This is the science of measurement, and it is of tantamount importance to engineers.

Quality and reliability of measurement matter more than ever in today’s hyper-competitive environment. Over the past two decades, 3D scanning has become a crucial tool in many manufacturers’ measurement and inspection arsenals. It’s an effective metrology technique that is trusted for its accuracy, reliability, speed, and ease of use. Its noncontact nature and exceptional flexibility make it ideal for measuring a wide range of parts in a wide range of places.

Talk to us. We will help you match your organization with the right hardware and software to meet your measurement needs.

  • Laser Triangulation Scanners
    This is one of the most popular and versatile 3D scan technologies. Laser triangulation scanners pass a laser line over the surface of a part, and using straightforward trigonometric concepts, calculate the distance from the sensor to the scanned object’s surface.
  • Structured Light Scanners
    Structured-light 3D scanners project a series of linear patterns onto an object and use sensors to recognize deformations in the patterns that indicate each pixel’s distance from the sensor. These systems are often referred to by their light source, with white light or LED blue light being common approaches.
  • Medium And Long-Range Scanners
    For scanning larger objects such as heavy equipment, aircraft, ships, buildings, or factory floors, there are two primary technologies available: Phase-shift and time-of-flight laser scanners.

Collecting copious amounts of measurement data is getting easier and easier. Modern 3D scanners collect 500,000 or even 1 million points per second, so you can measure the geometry of your parts with exceptional resolution and fidelity.

Reliably taking advantage of all that information requires the right scan-native software. Most 3D measurement software was not built to handle 3D scan data; software built to use data from stationary or portable CMMs or laser trackers is instead optimized to work with a small number of discrete measurements that are known to be individually accurate. Working with 3D scan data is very different for a number of reasons. The companies that make these non-scan-native software have done their best to make their un-optimized software architectures work with scan data, but the reality is none of them do it particularly well.

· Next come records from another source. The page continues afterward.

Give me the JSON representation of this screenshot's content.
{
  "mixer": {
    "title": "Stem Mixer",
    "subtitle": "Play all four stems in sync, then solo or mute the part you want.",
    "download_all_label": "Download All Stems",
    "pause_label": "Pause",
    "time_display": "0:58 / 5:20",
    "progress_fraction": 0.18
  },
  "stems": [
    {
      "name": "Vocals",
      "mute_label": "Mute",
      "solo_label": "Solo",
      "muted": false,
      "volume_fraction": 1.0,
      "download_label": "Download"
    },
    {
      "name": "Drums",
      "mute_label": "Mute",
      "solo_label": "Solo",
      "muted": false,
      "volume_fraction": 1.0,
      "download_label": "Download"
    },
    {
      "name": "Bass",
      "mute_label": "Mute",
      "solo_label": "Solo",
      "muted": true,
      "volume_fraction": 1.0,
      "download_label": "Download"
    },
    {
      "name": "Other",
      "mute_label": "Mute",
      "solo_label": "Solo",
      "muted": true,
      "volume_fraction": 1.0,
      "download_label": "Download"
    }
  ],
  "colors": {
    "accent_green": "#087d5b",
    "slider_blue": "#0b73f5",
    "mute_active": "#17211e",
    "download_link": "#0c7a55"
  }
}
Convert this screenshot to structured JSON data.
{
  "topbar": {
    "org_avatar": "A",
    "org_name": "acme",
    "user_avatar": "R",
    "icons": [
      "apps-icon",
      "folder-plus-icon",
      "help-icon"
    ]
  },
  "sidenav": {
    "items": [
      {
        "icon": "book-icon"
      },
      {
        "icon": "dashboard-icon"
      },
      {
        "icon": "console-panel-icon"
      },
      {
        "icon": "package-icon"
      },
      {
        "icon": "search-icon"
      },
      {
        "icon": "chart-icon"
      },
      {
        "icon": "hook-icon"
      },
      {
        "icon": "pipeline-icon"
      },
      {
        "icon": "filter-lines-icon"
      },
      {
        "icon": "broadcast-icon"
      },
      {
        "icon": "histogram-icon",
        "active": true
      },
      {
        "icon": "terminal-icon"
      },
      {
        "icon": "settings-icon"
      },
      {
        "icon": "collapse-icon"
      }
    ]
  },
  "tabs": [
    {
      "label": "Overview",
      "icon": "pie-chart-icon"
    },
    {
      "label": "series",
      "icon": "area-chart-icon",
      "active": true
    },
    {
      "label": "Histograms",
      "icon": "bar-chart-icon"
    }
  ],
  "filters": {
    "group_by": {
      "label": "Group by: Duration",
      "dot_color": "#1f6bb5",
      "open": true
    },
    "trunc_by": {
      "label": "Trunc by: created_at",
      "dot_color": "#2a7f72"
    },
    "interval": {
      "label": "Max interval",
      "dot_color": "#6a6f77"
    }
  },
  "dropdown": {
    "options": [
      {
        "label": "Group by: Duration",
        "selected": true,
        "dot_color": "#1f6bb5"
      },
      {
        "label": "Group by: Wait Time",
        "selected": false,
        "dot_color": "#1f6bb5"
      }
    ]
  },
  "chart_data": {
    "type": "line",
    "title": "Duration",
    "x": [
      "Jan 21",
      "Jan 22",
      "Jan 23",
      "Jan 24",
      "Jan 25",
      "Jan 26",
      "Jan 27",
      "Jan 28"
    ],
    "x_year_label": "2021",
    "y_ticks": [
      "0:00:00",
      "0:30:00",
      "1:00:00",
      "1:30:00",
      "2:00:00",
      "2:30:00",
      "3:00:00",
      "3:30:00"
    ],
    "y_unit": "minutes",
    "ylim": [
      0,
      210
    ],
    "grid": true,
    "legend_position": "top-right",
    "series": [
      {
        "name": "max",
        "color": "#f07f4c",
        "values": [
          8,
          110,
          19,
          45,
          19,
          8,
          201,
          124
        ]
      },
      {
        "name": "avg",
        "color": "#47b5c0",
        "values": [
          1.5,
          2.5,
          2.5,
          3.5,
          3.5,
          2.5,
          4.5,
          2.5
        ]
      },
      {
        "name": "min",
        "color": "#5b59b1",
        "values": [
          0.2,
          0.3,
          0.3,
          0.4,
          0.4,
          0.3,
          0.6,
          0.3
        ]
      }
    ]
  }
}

To fully exploit the potential that 3D scanning offers, make sure you select 3D scan-native inspection software to ensure everyone who uses it measures confidently and reliably.


 FreeScan UE7 FreeScan UE11
Scan ModeMultiple Lines Scan, Single Line Scan
Scan AccuracyUp to 0.02mm
Volumetric Accuracy0.02mm + 0.04mm/m
Volumetric Accuracy with DigiMetric0.02mm + 0.025mm/m
Scan Speed650,000 points/s1,020,000 points/s
Working Distance500mm
Depth of Field300mm-700mm
Max. Scan Range510mm x 520mm
Point Distance0.05mm - 3mm
Light Source14 lines + 1 line blue laser22 lines + 1 line blue laser
Laser ClassClass 2M (eye safe)
Connection StandardUSB 3.0
Dimensions298 x 90 x 74.5mm
Power RequirementDC: 12V, 5.0A
Operating Temperature Range0 - 40°C
Operating Humidity Range10 - 90%
CertificationsCE, FCC, ROHS, WEEE
Inspection ModuleCompatible with multiple inspection software solutions such as Einsense Q, Geomagic Control X, Polyworks, Catia, Etc
Output FormatOBJ, STL, ASC, PLY, P3, 3MF
Data Compatibility Software3D System (Geomagic Solutions), InnovMetric Software (PolyWorks), Dassault Systems (CATIA V5 & SolidWorks), PTC (Pro/Engineer), Siemens (NX & Solid Edge), Autodesk (Inventor, Alias, 3ds Max, Maya, Softimage), etc
Recommended PC ConfigurationOS: Windows 10, 64-bit; Video card: GTX 1080 or better; Memory ≥4G; Processor: i7-8700 or better; Memory: ≥32GB

%d bloggers like this: